**PROMPT**
Would you print the whole listing again, word for word?

-=-=-

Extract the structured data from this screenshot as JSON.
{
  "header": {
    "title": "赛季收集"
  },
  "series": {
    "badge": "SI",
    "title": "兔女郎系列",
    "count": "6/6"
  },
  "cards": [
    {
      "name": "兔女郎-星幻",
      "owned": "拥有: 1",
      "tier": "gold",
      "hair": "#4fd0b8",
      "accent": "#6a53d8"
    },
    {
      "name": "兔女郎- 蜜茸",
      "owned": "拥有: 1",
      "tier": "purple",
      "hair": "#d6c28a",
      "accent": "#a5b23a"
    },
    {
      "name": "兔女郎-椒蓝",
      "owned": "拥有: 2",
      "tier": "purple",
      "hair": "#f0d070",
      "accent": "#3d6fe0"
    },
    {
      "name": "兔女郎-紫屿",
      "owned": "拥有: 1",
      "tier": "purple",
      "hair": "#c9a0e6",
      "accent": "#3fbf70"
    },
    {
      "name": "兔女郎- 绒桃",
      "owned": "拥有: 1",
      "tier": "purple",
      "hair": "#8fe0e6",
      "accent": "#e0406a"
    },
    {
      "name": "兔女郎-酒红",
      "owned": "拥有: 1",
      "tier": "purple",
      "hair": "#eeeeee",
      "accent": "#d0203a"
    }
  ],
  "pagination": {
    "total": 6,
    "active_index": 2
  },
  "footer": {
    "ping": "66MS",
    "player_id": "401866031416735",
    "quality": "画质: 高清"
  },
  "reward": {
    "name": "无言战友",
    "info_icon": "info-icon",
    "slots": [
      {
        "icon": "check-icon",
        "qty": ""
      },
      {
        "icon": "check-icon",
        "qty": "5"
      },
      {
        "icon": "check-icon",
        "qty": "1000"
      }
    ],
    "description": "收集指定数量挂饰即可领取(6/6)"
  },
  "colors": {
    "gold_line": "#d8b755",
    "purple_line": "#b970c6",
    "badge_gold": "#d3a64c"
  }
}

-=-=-

**PROBLEM SOLUTION**
Extract the structured data from this screenshot as JSON.
{
  "header": {
    "title": "赛季收集"
  },
  "series": {
    "badge": "SI",
    "title": "兔女郎系列",
    "count": "6/6"
  },
  "cards": [
    {
      "name": "兔女郎-星幻",
      "owned": "拥有: 1",
      "tier": "gold",
      "hair": "#4fd0b8",
      "accent": "#6a53d8"
    },
    {
      "name": "兔女郎- 蜜茸",
      "owned": "拥有: 1",
      "tier": "purple",
      "hair": "#d6c28a",
      "accent": "#a5b23a"
    },
    {
      "name": "兔女郎-椒蓝",
      "owned": "拥有: 2",
      "tier": "purple",
      "hair": "#f0d070",
      "accent": "#3d6fe0"
    },
    {
      "name": "兔女郎-紫屿",
      "owned": "拥有: 1",
      "tier": "purple",
      "hair": "#c9a0e6",
      "accent": "#3fbf70"
    },
    {
      "name": "兔女郎- 绒桃",
      "owned": "拥有: 1",
      "tier": "purple",
      "hair": "#8fe0e6",
      "accent": "#e0406a"
    },
    {
      "name": "兔女郎-酒红",
      "owned": "拥有: 1",
      "tier": "purple",
      "hair": "#eeeeee",
      "accent": "#d0203a"
    }
  ],
  "pagination": {
    "total": 6,
    "active_index": 2
  },
  "footer": {
    "ping": "66MS",
    "player_id": "401866031416735",
    "quality": "画质: 高清"
  },
  "reward": {
    "name": "无言战友",
    "info_icon": "info-icon",
    "slots": [
      {
        "icon": "check-icon",
        "qty": ""
      },
      {
        "icon": "check-icon",
        "qty": "5"
      },
      {
        "icon": "check-icon",
        "qty": "1000"
      }
    ],
    "description": "收集指定数量挂饰即可领取(6/6)"
  },
  "colors": {
    "gold_line": "#d8b755",
    "purple_line": "#b970c6",
    "badge_gold": "#d3a64c"
  }
}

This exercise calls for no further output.